NSEERS or “Muslim” Registration Was a Failed Post 9–11 Program and Must Come to an End

15 years late, we are still here. NSEERS was designed in the wake of the September 11, 2001 attacks and in the name of national security targeted people for additional scrutiny by the immigration agency. The most controversial piece of the program was the choice by then INS (Immigration and Naturalization Service) to target certain male visitors from 25 largely Arab, Muslim and South Asian countries for interviews and questions at local immigration offices. The Department of Homeland Security inherited the NSEERS program. The legal, moral and practical implications of NSEERS were striking and well documented. Notice was provided through a publication in the voluminous government document called Federal Register (who reads the Federal Register with their oatmeal in the morning?) Local offices were unable to manage and detentions of those who came forward to register were frequent. Noncompliance with NSEERS carried criminal and civil penalties and years later penalized individuals later applied for a green card or other relief. More than 13,000 young men were placed in deportation (removal) proceedings. While the NSEERS program discontinued in 2011, the regulatory framework creating NSEERS remains in place.

Today, nearly 200 organizations call on WH to rescind NSEERS regulation: Please read and share this letter:


For additional resources on the law, cases and history of NSEERS (including those impacted, see below):

  1. American Constitution Society: Musings on Dreamers, Mass Deportations and a “Muslim Registry” http://www.acslaw.org/acsblog/musings-on-dreamers-mass-deportations-and-a-%E2%80%9Cmuslim-registry%E2%80%9D
  2. Trump’s Muslim ban reeks of failed post-9/11 anti-Muslim policies http://www.pennlive.com/opinion/2015/12/trumps_muslim_ban_reeks_of_fai.html
  3. Penn State Law’s Center for Immigrants’ Rights and the American-Arab Anti-Discrimination Committee: NSEERS: The Consequences of America’s Efforts to Secure Its Borders: This report contains the legal framework for NSEERS, many of the cases brought challenging the program and a few residual effects of the program
  4. Penn State Law’s Center for Immigrants’ Rights and Rights Working Group: The NSEERS Effect: A Decade of Racial Profiling, Fear, and Secrecy: This report summarizes the residual effects of NSEERS even one decade after the program began. There are some good human stories and narratives too along with some key recommendations that remain important today.
  5. Race Matters Blog: For years, the American-Arab Anti-Discrimination Committee and Penn State Law’s Center for Immigrants’ Rights maintained a blog chronicling legal changes and advocacy efforts to end the NSEERS program.

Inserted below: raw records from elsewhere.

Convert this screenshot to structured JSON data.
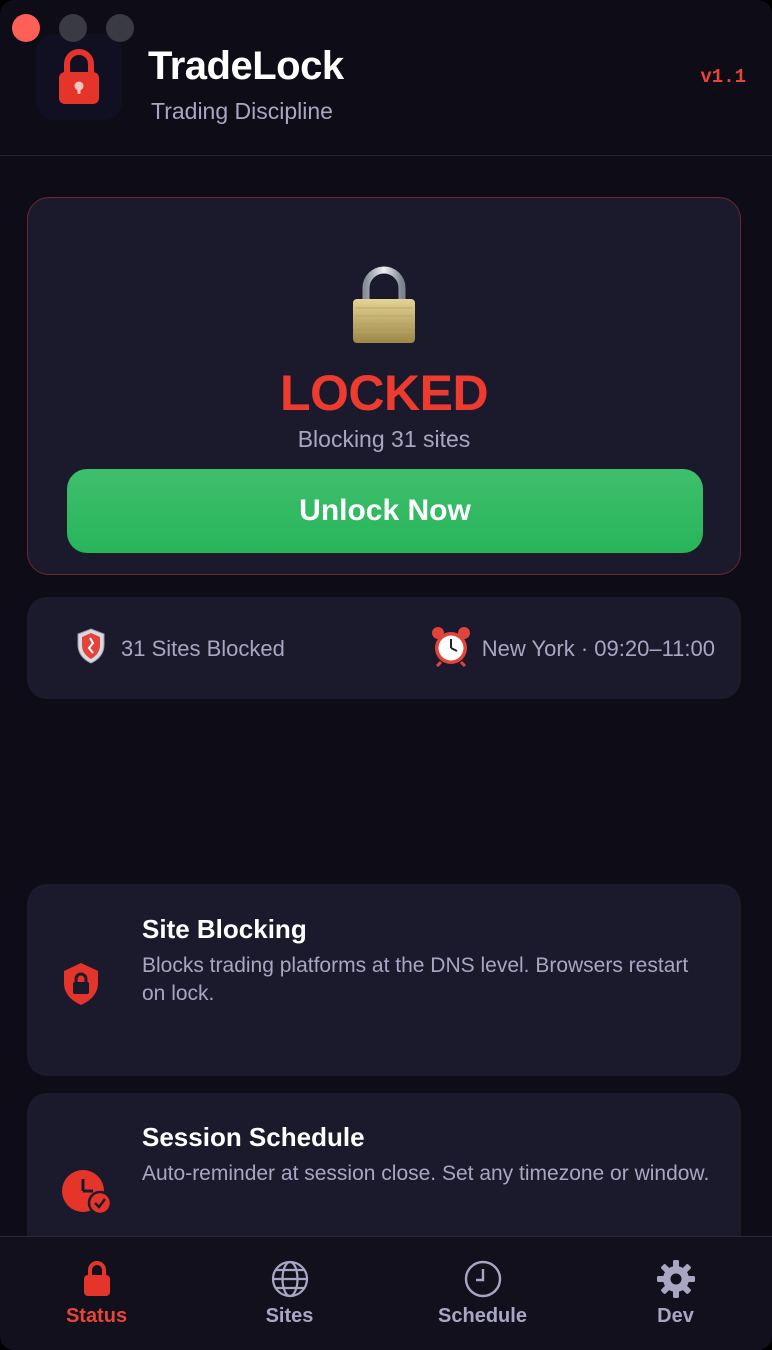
{
  "window": {
    "controls": [
      "close",
      "minimize",
      "maximize"
    ]
  },
  "header": {
    "title": "TradeLock",
    "subtitle": "Trading Discipline",
    "version": "v1.1",
    "app_icon": "lock-icon"
  },
  "status": {
    "icon": "padlock-icon",
    "state_label": "LOCKED",
    "blocking_text": "Blocking 31 sites",
    "unlock_button": "Unlock Now"
  },
  "info": {
    "sites_blocked": "31 Sites Blocked",
    "sites_icon": "shield-icon",
    "schedule": "New York · 09:20–11:00",
    "schedule_icon": "alarm-clock-icon"
  },
  "features": [
    {
      "title": "Site Blocking",
      "description": "Blocks trading platforms at the DNS level. Browsers restart on lock.",
      "icon": "shield-lock-icon"
    },
    {
      "title": "Session Schedule",
      "description": "Auto-reminder at session close. Set any timezone or window.",
      "icon": "clock-check-icon"
    }
  ],
  "tabs": [
    {
      "label": "Status",
      "icon": "lock-icon",
      "active": true
    },
    {
      "label": "Sites",
      "icon": "globe-icon",
      "active": false
    },
    {
      "label": "Schedule",
      "icon": "clock-icon",
      "active": false
    },
    {
      "label": "Dev",
      "icon": "gear-icon",
      "active": false
    }
  ],
  "colors": {
    "accent_red": "#e8453a",
    "accent_green": "#27b55a",
    "background": "#0d0c17",
    "card": "#1b1a2c",
    "muted_text": "#a9a6c4"
  }
}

There are several sign-on letters and articles from advocates and members of Congress. This archive appears here: http://endnseers.blogspot.com/